after Jim Harrison
There is a god of small thunder
in my chest, pounding commandments:
whiskey, birds, women, feed the strays.
His appetite grows as I watch
Manitou twins or breakers
in Grand Traverse. He reminds me
blood is still red without air and Escanaba
is a decent drive if you’ve been drinking.
I listen to him hungry mornings, walking
Michigan dawns, sleeves of ash
tipping the arm of my cigarette. The dog
bark of newspaper hits my screen door
like a bad decade. When I was younger,
the winds of Montana, the winds
of Grayling, tore pages from my hair.
One-hundred miles into the future
I still die in a field of baled hay, longing
to have seen Livingston one last time.
Take me back:
Leelanau, west arm of northern Bay,
Big Sky where graves are horses
with no tack on a farm by a windmill that slows
to the good eye. I didn’t disappear;
I switched to fiction, better weather.
My body became a flower
in the fist of a thick book.
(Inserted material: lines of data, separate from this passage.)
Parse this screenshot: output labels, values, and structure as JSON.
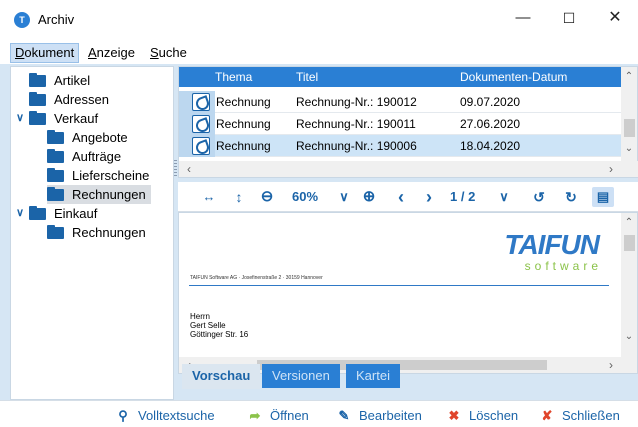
{
  "window": {
    "title": "Archiv",
    "icon": "taifun-app-icon"
  },
  "menu": [
    {
      "label_mnem": "D",
      "label_rest": "okument"
    },
    {
      "label_mnem": "A",
      "label_rest": "nzeige"
    },
    {
      "label_mnem": "S",
      "label_rest": "uche"
    }
  ],
  "tree": [
    {
      "label": "Artikel"
    },
    {
      "label": "Adressen"
    },
    {
      "label": "Verkauf"
    },
    {
      "label": "Angebote"
    },
    {
      "label": "Aufträge"
    },
    {
      "label": "Lieferscheine"
    },
    {
      "label": "Rechnungen"
    },
    {
      "label": "Einkauf"
    },
    {
      "label": "Rechnungen"
    }
  ],
  "grid": {
    "headers": [
      "Thema",
      "Titel",
      "Dokumenten-Datum"
    ],
    "rows": [
      {
        "thema": "Rechnung",
        "titel": "Rechnung-Nr.: 190012",
        "datum": "09.07.2020"
      },
      {
        "thema": "Rechnung",
        "titel": "Rechnung-Nr.: 190011",
        "datum": "27.06.2020"
      },
      {
        "thema": "Rechnung",
        "titel": "Rechnung-Nr.: 190006",
        "datum": "18.04.2020"
      }
    ]
  },
  "viewer": {
    "zoom": "60%",
    "page": "1 / 2"
  },
  "document": {
    "logo": "TAIFUN",
    "logo_sub": "software",
    "sender_line": "TAIFUN Software AG · Josefinenstraße 2 · 30159 Hannover",
    "address": [
      "Herrn",
      "Gert Selle",
      "Göttinger Str. 16"
    ]
  },
  "tabs": [
    "Vorschau",
    "Versionen",
    "Kartei"
  ],
  "actions": [
    {
      "label": "Volltextsuche",
      "icon": "search-icon"
    },
    {
      "label": "Öffnen",
      "icon": "open-icon"
    },
    {
      "label": "Bearbeiten",
      "icon": "edit-icon"
    },
    {
      "label": "Löschen",
      "icon": "delete-icon"
    },
    {
      "label": "Schließen",
      "icon": "close-icon"
    }
  ],
  "colors": {
    "accent": "#2a7fd4",
    "brand_blue": "#1b64a8",
    "background": "#d6e6f4",
    "brand_green": "#8bc34a",
    "delete_red": "#e0452b"
  }
}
Find me
the mouth of a river. I am loose gravel,
a road tracing a mountain onto night.
The afterlife, two currents against each other.
The god has stopped; I am still
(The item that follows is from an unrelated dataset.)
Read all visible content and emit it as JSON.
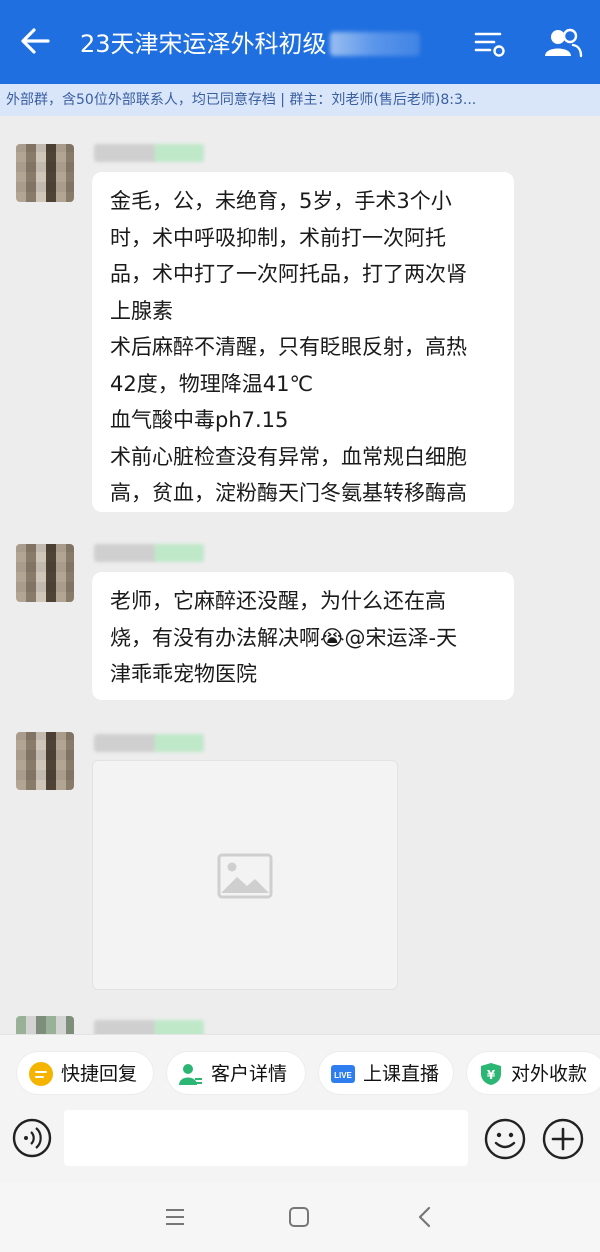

a climber of fences, a traveler
stepping forward, a salmon
killing itself to get back.